*** Opening of Listed entries ***
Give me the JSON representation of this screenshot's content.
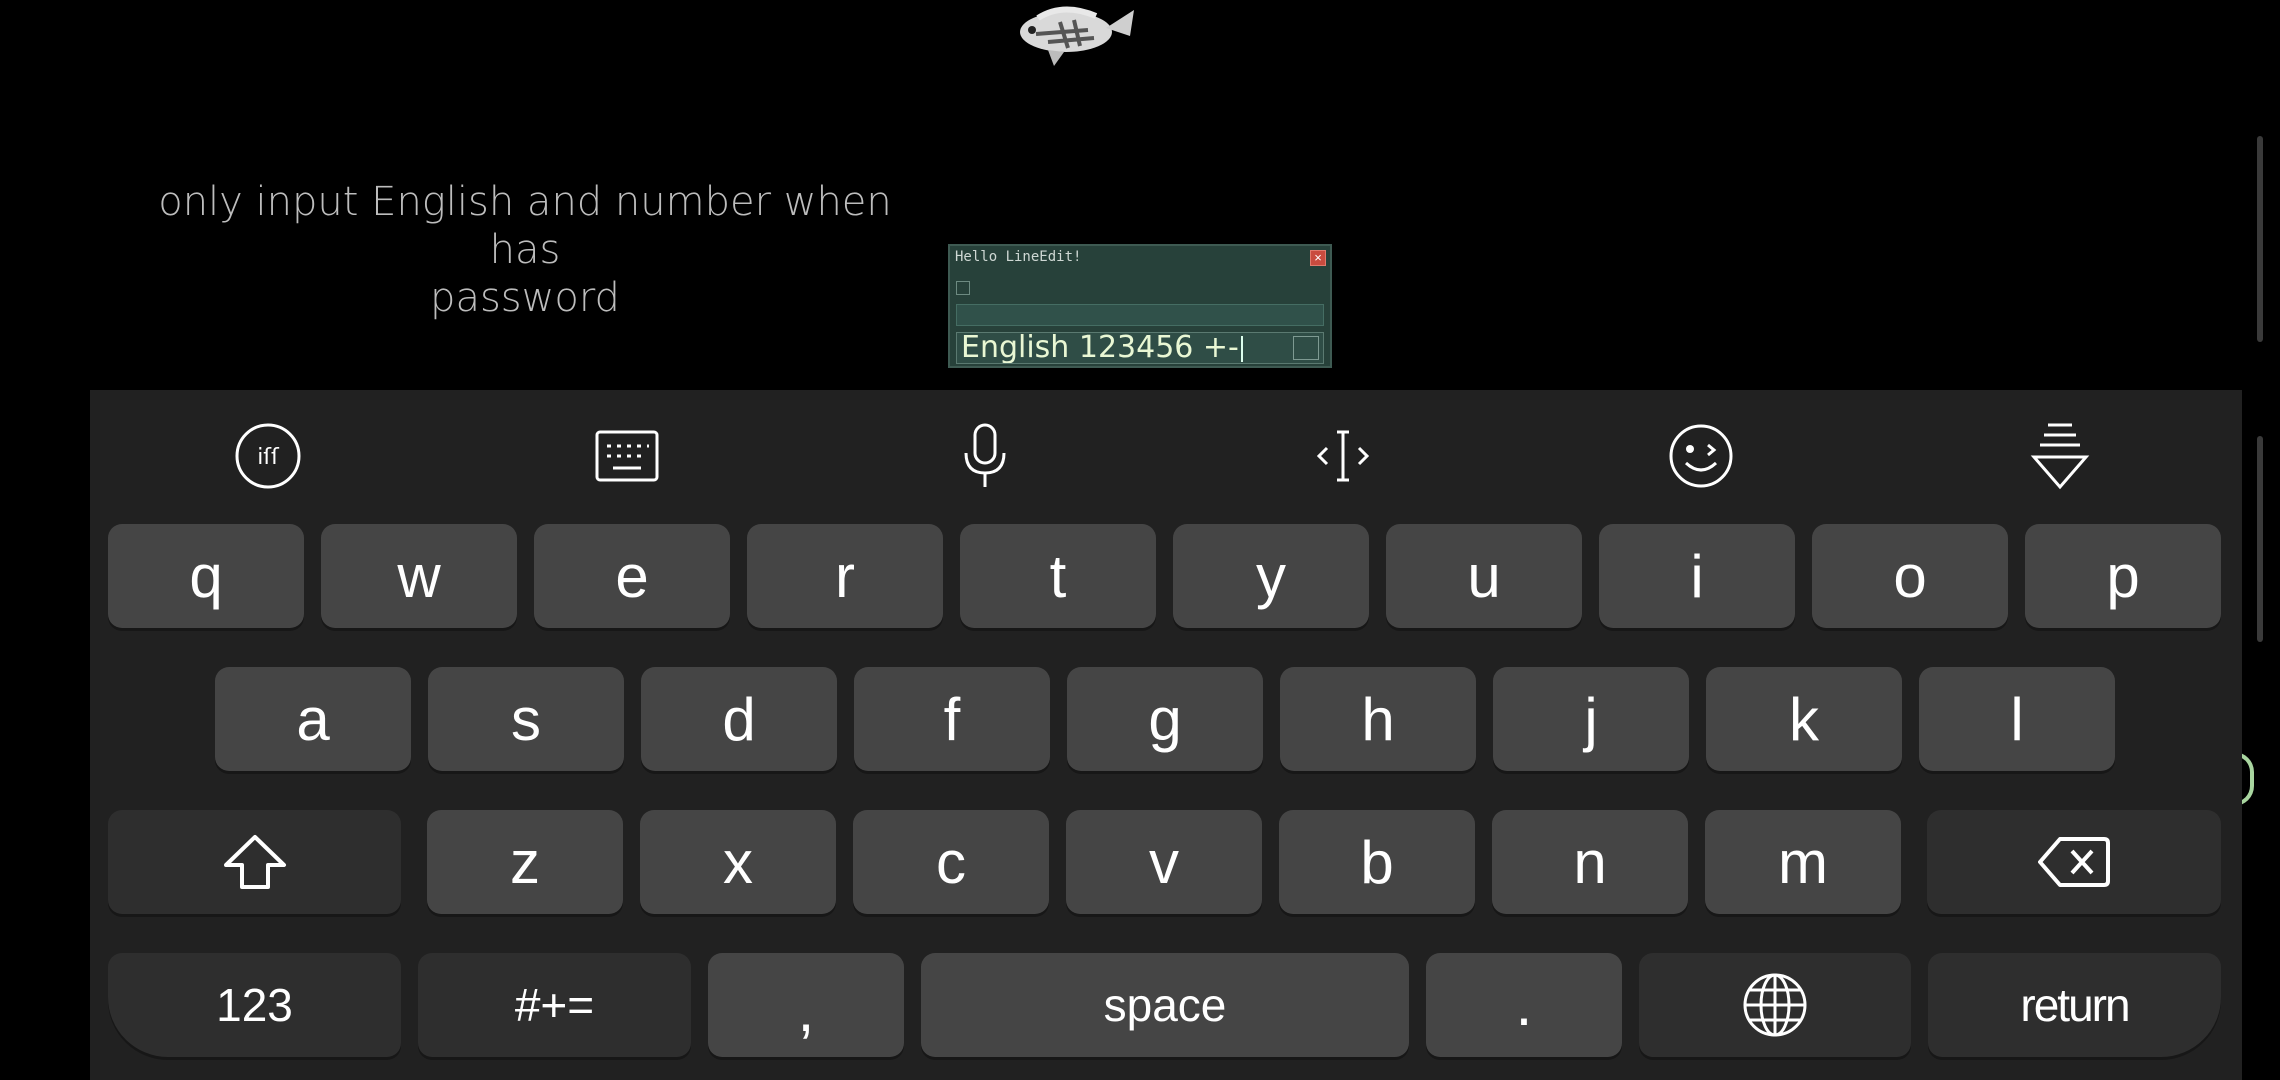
{
  "hint": {
    "line1": "only input English and number when has",
    "line2": "password"
  },
  "dialog": {
    "title": "Hello LineEdit!",
    "close_glyph": "×",
    "input_value": "English 123456 +-"
  },
  "toolbar": [
    "app-logo-icon",
    "keyboard-icon",
    "microphone-icon",
    "cursor-move-icon",
    "emoji-wink-icon",
    "hide-keyboard-icon"
  ],
  "keys": {
    "row1": [
      "q",
      "w",
      "e",
      "r",
      "t",
      "y",
      "u",
      "i",
      "o",
      "p"
    ],
    "row2": [
      "a",
      "s",
      "d",
      "f",
      "g",
      "h",
      "j",
      "k",
      "l"
    ],
    "row3": [
      "z",
      "x",
      "c",
      "v",
      "b",
      "n",
      "m"
    ],
    "num_label": "123",
    "symbols_label": "#+=",
    "comma_label": ",",
    "space_label": "space",
    "period_label": ".",
    "return_label": "return"
  }
}
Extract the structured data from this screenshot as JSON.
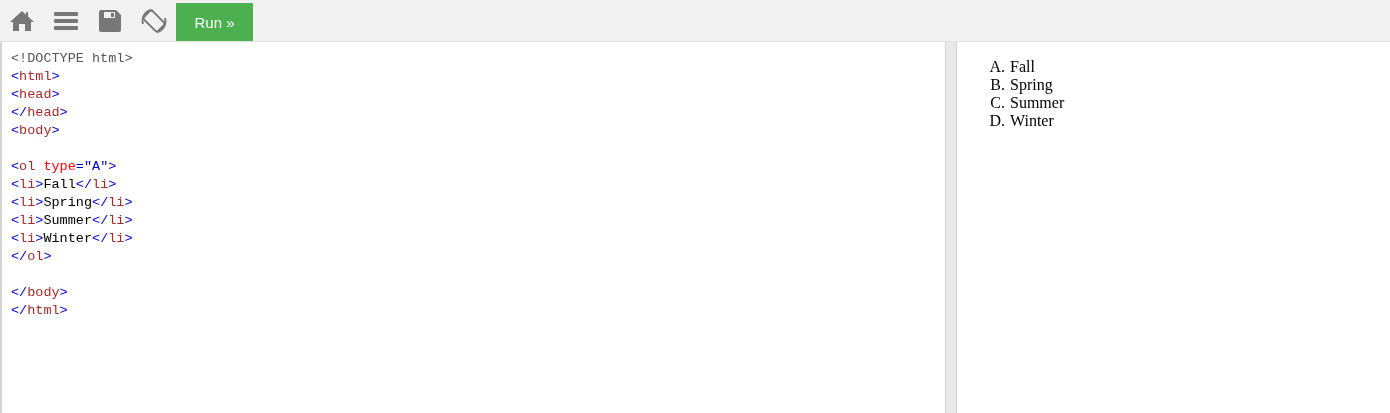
{
  "toolbar": {
    "run_button": "Run »"
  },
  "code_blocks": [
    [
      [
        {
          "kind": "doctype",
          "text": "<!DOCTYPE html>"
        }
      ],
      [
        {
          "kind": "bracket",
          "text": "<"
        },
        {
          "kind": "tag",
          "text": "html"
        },
        {
          "kind": "bracket",
          "text": ">"
        }
      ],
      [
        {
          "kind": "bracket",
          "text": "<"
        },
        {
          "kind": "tag",
          "text": "head"
        },
        {
          "kind": "bracket",
          "text": ">"
        }
      ],
      [
        {
          "kind": "bracket",
          "text": "</"
        },
        {
          "kind": "tag",
          "text": "head"
        },
        {
          "kind": "bracket",
          "text": ">"
        }
      ],
      [
        {
          "kind": "bracket",
          "text": "<"
        },
        {
          "kind": "tag",
          "text": "body"
        },
        {
          "kind": "bracket",
          "text": ">"
        }
      ]
    ],
    [
      [
        {
          "kind": "bracket",
          "text": "<"
        },
        {
          "kind": "tag",
          "text": "ol"
        },
        {
          "kind": "attr",
          "text": " type"
        },
        {
          "kind": "bracket",
          "text": "="
        },
        {
          "kind": "value",
          "text": "\"A\""
        },
        {
          "kind": "bracket",
          "text": ">"
        }
      ],
      [
        {
          "kind": "bracket",
          "text": "<"
        },
        {
          "kind": "tag",
          "text": "li"
        },
        {
          "kind": "bracket",
          "text": ">"
        },
        {
          "kind": "text",
          "text": "Fall"
        },
        {
          "kind": "bracket",
          "text": "</"
        },
        {
          "kind": "tag",
          "text": "li"
        },
        {
          "kind": "bracket",
          "text": ">"
        }
      ],
      [
        {
          "kind": "bracket",
          "text": "<"
        },
        {
          "kind": "tag",
          "text": "li"
        },
        {
          "kind": "bracket",
          "text": ">"
        },
        {
          "kind": "text",
          "text": "Spring"
        },
        {
          "kind": "bracket",
          "text": "</"
        },
        {
          "kind": "tag",
          "text": "li"
        },
        {
          "kind": "bracket",
          "text": ">"
        }
      ],
      [
        {
          "kind": "bracket",
          "text": "<"
        },
        {
          "kind": "tag",
          "text": "li"
        },
        {
          "kind": "bracket",
          "text": ">"
        },
        {
          "kind": "text",
          "text": "Summer"
        },
        {
          "kind": "bracket",
          "text": "</"
        },
        {
          "kind": "tag",
          "text": "li"
        },
        {
          "kind": "bracket",
          "text": ">"
        }
      ],
      [
        {
          "kind": "bracket",
          "text": "<"
        },
        {
          "kind": "tag",
          "text": "li"
        },
        {
          "kind": "bracket",
          "text": ">"
        },
        {
          "kind": "text",
          "text": "Winter"
        },
        {
          "kind": "bracket",
          "text": "</"
        },
        {
          "kind": "tag",
          "text": "li"
        },
        {
          "kind": "bracket",
          "text": ">"
        }
      ],
      [
        {
          "kind": "bracket",
          "text": "</"
        },
        {
          "kind": "tag",
          "text": "ol"
        },
        {
          "kind": "bracket",
          "text": ">"
        }
      ]
    ],
    [
      [
        {
          "kind": "bracket",
          "text": "</"
        },
        {
          "kind": "tag",
          "text": "body"
        },
        {
          "kind": "bracket",
          "text": ">"
        }
      ],
      [
        {
          "kind": "bracket",
          "text": "</"
        },
        {
          "kind": "tag",
          "text": "html"
        },
        {
          "kind": "bracket",
          "text": ">"
        }
      ]
    ]
  ],
  "output_list": [
    {
      "marker": "A.",
      "text": "Fall"
    },
    {
      "marker": "B.",
      "text": "Spring"
    },
    {
      "marker": "C.",
      "text": "Summer"
    },
    {
      "marker": "D.",
      "text": "Winter"
    }
  ]
}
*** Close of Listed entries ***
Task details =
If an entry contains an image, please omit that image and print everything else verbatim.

Solved exercise =
Give me the JSON representation of this screenshot's content.
{
  "hint": {
    "line1": "only input English and number when has",
    "line2": "password"
  },
  "dialog": {
    "title": "Hello LineEdit!",
    "close_glyph": "×",
    "input_value": "English 123456 +-"
  },
  "toolbar": [
    "app-logo-icon",
    "keyboard-icon",
    "microphone-icon",
    "cursor-move-icon",
    "emoji-wink-icon",
    "hide-keyboard-icon"
  ],
  "keys": {
    "row1": [
      "q",
      "w",
      "e",
      "r",
      "t",
      "y",
      "u",
      "i",
      "o",
      "p"
    ],
    "row2": [
      "a",
      "s",
      "d",
      "f",
      "g",
      "h",
      "j",
      "k",
      "l"
    ],
    "row3": [
      "z",
      "x",
      "c",
      "v",
      "b",
      "n",
      "m"
    ],
    "num_label": "123",
    "symbols_label": "#+=",
    "comma_label": ",",
    "space_label": "space",
    "period_label": ".",
    "return_label": "return"
  }
}
Extract the structured data from this screenshot as JSON.
{
  "toolbar": {
    "run_button": "Run »"
  },
  "code_blocks": [
    [
      [
        {
          "kind": "doctype",
          "text": "<!DOCTYPE html>"
        }
      ],
      [
        {
          "kind": "bracket",
          "text": "<"
        },
        {
          "kind": "tag",
          "text": "html"
        },
        {
          "kind": "bracket",
          "text": ">"
        }
      ],
      [
        {
          "kind": "bracket",
          "text": "<"
        },
        {
          "kind": "tag",
          "text": "head"
        },
        {
          "kind": "bracket",
          "text": ">"
        }
      ],
      [
        {
          "kind": "bracket",
          "text": "</"
        },
        {
          "kind": "tag",
          "text": "head"
        },
        {
          "kind": "bracket",
          "text": ">"
        }
      ],
      [
        {
          "kind": "bracket",
          "text": "<"
        },
        {
          "kind": "tag",
          "text": "body"
        },
        {
          "kind": "bracket",
          "text": ">"
        }
      ]
    ],
    [
      [
        {
          "kind": "bracket",
          "text": "<"
        },
        {
          "kind": "tag",
          "text": "ol"
        },
        {
          "kind": "attr",
          "text": " type"
        },
        {
          "kind": "bracket",
          "text": "="
        },
        {
          "kind": "value",
          "text": "\"A\""
        },
        {
          "kind": "bracket",
          "text": ">"
        }
      ],
      [
        {
          "kind": "bracket",
          "text": "<"
        },
        {
          "kind": "tag",
          "text": "li"
        },
        {
          "kind": "bracket",
          "text": ">"
        },
        {
          "kind": "text",
          "text": "Fall"
        },
        {
          "kind": "bracket",
          "text": "</"
        },
        {
          "kind": "tag",
          "text": "li"
        },
        {
          "kind": "bracket",
          "text": ">"
        }
      ],
      [
        {
          "kind": "bracket",
          "text": "<"
        },
        {
          "kind": "tag",
          "text": "li"
        },
        {
          "kind": "bracket",
          "text": ">"
        },
        {
          "kind": "text",
          "text": "Spring"
        },
        {
          "kind": "bracket",
          "text": "</"
        },
        {
          "kind": "tag",
          "text": "li"
        },
        {
          "kind": "bracket",
          "text": ">"
        }
      ],
      [
        {
          "kind": "bracket",
          "text": "<"
        },
        {
          "kind": "tag",
          "text": "li"
        },
        {
          "kind": "bracket",
          "text": ">"
        },
        {
          "kind": "text",
          "text": "Summer"
        },
        {
          "kind": "bracket",
          "text": "</"
        },
        {
          "kind": "tag",
          "text": "li"
        },
        {
          "kind": "bracket",
          "text": ">"
        }
      ],
      [
        {
          "kind": "bracket",
          "text": "<"
        },
        {
          "kind": "tag",
          "text": "li"
        },
        {
          "kind": "bracket",
          "text": ">"
        },
        {
          "kind": "text",
          "text": "Winter"
        },
        {
          "kind": "bracket",
          "text": "</"
        },
        {
          "kind": "tag",
          "text": "li"
        },
        {
          "kind": "bracket",
          "text": ">"
        }
      ],
      [
        {
          "kind": "bracket",
          "text": "</"
        },
        {
          "kind": "tag",
          "text": "ol"
        },
        {
          "kind": "bracket",
          "text": ">"
        }
      ]
    ],
    [
      [
        {
          "kind": "bracket",
          "text": "</"
        },
        {
          "kind": "tag",
          "text": "body"
        },
        {
          "kind": "bracket",
          "text": ">"
        }
      ],
      [
        {
          "kind": "bracket",
          "text": "</"
        },
        {
          "kind": "tag",
          "text": "html"
        },
        {
          "kind": "bracket",
          "text": ">"
        }
      ]
    ]
  ],
  "output_list": [
    {
      "marker": "A.",
      "text": "Fall"
    },
    {
      "marker": "B.",
      "text": "Spring"
    },
    {
      "marker": "C.",
      "text": "Summer"
    },
    {
      "marker": "D.",
      "text": "Winter"
    }
  ]
}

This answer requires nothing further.